And then Fatty (that’s me) wanted desert. So I spoke to the nice bartender and had the Cioccolato with Hazelnut Gelato.

photo-8Jesus, take the wheel was that good. Should I ever be given a “last meal” this is what I’m requesting. No not the entire meal just the cioccolato. It was ridiculous.

A close close second to Manzo at Eataly was Scarpetta (also in NYC). Scott Conant’s famous Spaghetti Pomodoro is well worth the trip. So is the Agnolotti  with Bone Marrow…ok…Scarpetta is going to get a post with pictures next. Stay tuned.

And third place goes to another Mario Batali spot: Otto Enotecca (in NYC – see the pattern?)

Until next time,

Scott Boni

 

Many Paths to the Top of the Mountain – Choose Wisely

I am fascinated with the different ways individuals learn things in different ways, process information in different ways, and yet arrive at similarly high levels of achievement and proficiency. Let me give the example of Joshua Redman and Chris Potter. They are two very different saxophone players, different kinds of improvisers, with two very different backgrounds and pathways into learning music and yet they are two of this generation’s most respected jazz musicians. Another interesting observation (I think anyway) is how two similarly talented musicians might feel completely opposite about a pedagogical technique.

Take transcription, for example. Miguel Zenon, one of the BADDEST cats to ever play a saxophone in my estimation, is on record as being a huge proponent of transcribing the solos of others. In Miguel’s world this means learning the solo by ear, trying to gain greater control of his instrument by playing every inflection exactly, and then writing out the solo on paper. If you are unfamiliar with Miguel you can hear him on his website. I can promise you that his voice is original despite his pathway through transcription. In other words imitation helped Miguel develop his unique voice rather than hinder it. Joe Lovano on the other hand is not really an endorser of transcription and yet also has a unique sound in which you can hear the continuum of the jazz language when he plays. Joe talks about the potential pitfall of transcription as being “playing someone else’s solo” on a great Berklee video. I love this DVD and watch it maybe once or twice a year for inspiration. I highly recommend it. My point being that here are two different approaches to excellence. Which one is “correct?” That’s just the point I’m trying to get at: Each of these players found their own pathway to unlocking their highest potential.

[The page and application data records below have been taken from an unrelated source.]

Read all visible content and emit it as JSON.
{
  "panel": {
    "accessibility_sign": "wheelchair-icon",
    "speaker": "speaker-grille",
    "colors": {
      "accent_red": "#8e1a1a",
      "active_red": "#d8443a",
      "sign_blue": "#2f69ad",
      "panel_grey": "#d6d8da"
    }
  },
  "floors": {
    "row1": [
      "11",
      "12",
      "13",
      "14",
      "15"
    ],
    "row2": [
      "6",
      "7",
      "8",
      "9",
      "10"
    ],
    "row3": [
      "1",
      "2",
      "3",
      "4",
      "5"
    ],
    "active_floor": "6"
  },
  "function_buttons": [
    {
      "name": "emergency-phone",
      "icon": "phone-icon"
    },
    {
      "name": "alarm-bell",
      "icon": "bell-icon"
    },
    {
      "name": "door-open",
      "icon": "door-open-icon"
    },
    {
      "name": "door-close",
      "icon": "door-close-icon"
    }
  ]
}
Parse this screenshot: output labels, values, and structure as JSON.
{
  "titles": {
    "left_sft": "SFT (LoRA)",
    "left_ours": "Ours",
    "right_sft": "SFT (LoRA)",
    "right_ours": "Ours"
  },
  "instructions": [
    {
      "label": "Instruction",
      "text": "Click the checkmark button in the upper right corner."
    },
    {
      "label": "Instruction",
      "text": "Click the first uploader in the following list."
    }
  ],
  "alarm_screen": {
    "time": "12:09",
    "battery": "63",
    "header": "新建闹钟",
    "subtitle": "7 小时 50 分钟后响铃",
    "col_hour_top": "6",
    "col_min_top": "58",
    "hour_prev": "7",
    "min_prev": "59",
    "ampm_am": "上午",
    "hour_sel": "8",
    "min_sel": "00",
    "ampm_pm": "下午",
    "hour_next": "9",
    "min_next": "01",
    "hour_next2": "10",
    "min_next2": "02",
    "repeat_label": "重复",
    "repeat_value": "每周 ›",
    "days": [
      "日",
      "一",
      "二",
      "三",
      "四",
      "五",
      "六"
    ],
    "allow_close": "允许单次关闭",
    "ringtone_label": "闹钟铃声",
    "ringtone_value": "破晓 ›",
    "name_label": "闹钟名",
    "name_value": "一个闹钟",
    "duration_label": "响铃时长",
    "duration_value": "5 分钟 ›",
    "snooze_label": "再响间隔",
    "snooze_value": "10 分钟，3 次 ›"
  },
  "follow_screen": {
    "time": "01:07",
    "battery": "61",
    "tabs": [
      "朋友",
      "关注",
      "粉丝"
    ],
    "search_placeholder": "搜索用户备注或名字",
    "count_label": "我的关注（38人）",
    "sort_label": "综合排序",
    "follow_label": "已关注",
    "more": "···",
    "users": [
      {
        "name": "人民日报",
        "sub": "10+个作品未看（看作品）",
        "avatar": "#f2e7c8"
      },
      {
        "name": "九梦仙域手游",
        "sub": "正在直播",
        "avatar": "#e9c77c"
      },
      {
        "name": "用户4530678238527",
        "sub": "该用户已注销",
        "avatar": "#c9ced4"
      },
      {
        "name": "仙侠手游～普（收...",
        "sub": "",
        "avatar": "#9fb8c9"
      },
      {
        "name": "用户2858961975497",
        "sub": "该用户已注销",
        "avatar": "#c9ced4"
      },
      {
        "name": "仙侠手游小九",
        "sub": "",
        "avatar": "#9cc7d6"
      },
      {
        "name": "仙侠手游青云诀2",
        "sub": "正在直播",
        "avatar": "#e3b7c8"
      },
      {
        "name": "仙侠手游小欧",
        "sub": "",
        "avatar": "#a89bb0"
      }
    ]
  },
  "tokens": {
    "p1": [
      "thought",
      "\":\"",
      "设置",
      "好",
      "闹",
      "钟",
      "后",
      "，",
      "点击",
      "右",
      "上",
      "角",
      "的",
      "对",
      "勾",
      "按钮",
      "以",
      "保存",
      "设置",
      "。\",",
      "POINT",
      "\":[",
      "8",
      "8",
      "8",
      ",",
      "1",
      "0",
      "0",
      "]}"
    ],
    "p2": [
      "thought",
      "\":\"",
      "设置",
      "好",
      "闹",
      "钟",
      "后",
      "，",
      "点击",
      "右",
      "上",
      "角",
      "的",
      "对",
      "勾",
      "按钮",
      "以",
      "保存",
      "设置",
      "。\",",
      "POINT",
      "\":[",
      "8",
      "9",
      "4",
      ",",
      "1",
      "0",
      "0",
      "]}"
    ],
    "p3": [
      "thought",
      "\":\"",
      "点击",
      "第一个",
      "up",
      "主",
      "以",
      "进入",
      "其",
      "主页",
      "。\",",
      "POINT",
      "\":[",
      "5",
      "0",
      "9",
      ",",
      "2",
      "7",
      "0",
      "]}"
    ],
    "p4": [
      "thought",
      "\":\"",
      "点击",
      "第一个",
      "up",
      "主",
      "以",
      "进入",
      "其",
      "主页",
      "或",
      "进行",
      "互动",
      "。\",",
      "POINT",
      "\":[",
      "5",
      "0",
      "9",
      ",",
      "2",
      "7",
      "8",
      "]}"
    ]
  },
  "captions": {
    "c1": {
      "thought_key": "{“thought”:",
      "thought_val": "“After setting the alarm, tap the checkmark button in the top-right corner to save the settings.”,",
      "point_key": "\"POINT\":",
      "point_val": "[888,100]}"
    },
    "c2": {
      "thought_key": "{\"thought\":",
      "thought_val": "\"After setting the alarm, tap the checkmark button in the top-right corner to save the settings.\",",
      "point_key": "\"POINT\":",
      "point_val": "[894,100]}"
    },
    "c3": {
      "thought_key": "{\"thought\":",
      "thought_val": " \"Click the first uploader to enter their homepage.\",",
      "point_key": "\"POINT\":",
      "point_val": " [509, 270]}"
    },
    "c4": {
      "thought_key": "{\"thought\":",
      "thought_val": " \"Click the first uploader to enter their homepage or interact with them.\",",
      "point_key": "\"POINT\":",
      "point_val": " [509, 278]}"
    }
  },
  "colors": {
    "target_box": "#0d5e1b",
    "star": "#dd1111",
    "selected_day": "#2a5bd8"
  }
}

(A brief word for the Jazz Police: I acknowledge and understand that Miguel and Joe are at different points in their development. Joe Lovano is clearly a master and I feel Miguel is too but it’s more politically jazz correct to pretend he has a long way to go. Calm down now. There’s a lot of important stuff going on in the world. Thank you. Please put me on your “Do Not Fly List.”)

I have been personally experiencing the benefits of choosing a path recently. There’s a quote from a well-known musician that is “Trying to play like my heroes and failing is how I learned to play like myself.” That’s an approximation of the quote anyway. Up until about a year ago I had found inspiration from one particular musician for many years. This musician was MY standard of what I wanted to be able to play like. I didn’t outright imitate this player but I used his playing as a template for sure. What happened a year ago changed all that. I was sitting in a theater very close to another musician whom I greatly admire. As I listened I began to notice aspects of his playing that cause proverbial lightbulbs to pop on in my mind. “Oh! he’s doing that?!” and “That’s why he gets that sound over that chord!” It was almost like receiving a message that night. I don’t know whether I’ve had a good year or not but I’ve certainly had a very productive year musically. I attribute this productivity almost entirely to this natural switch of which example I was choosing to follow. While there are many paths to take I firmly believe that some are better suited for us as individuals than others. I think when we pick the one(s) that are most naturally suited to us then we see results faster. If you feel like you’ve plateaued a bit but also know that you are ready for more growth perhaps it’s as simple as switching the path you’re following. There are many paths to the top of the mountain. Choose wisely.

Scott Boni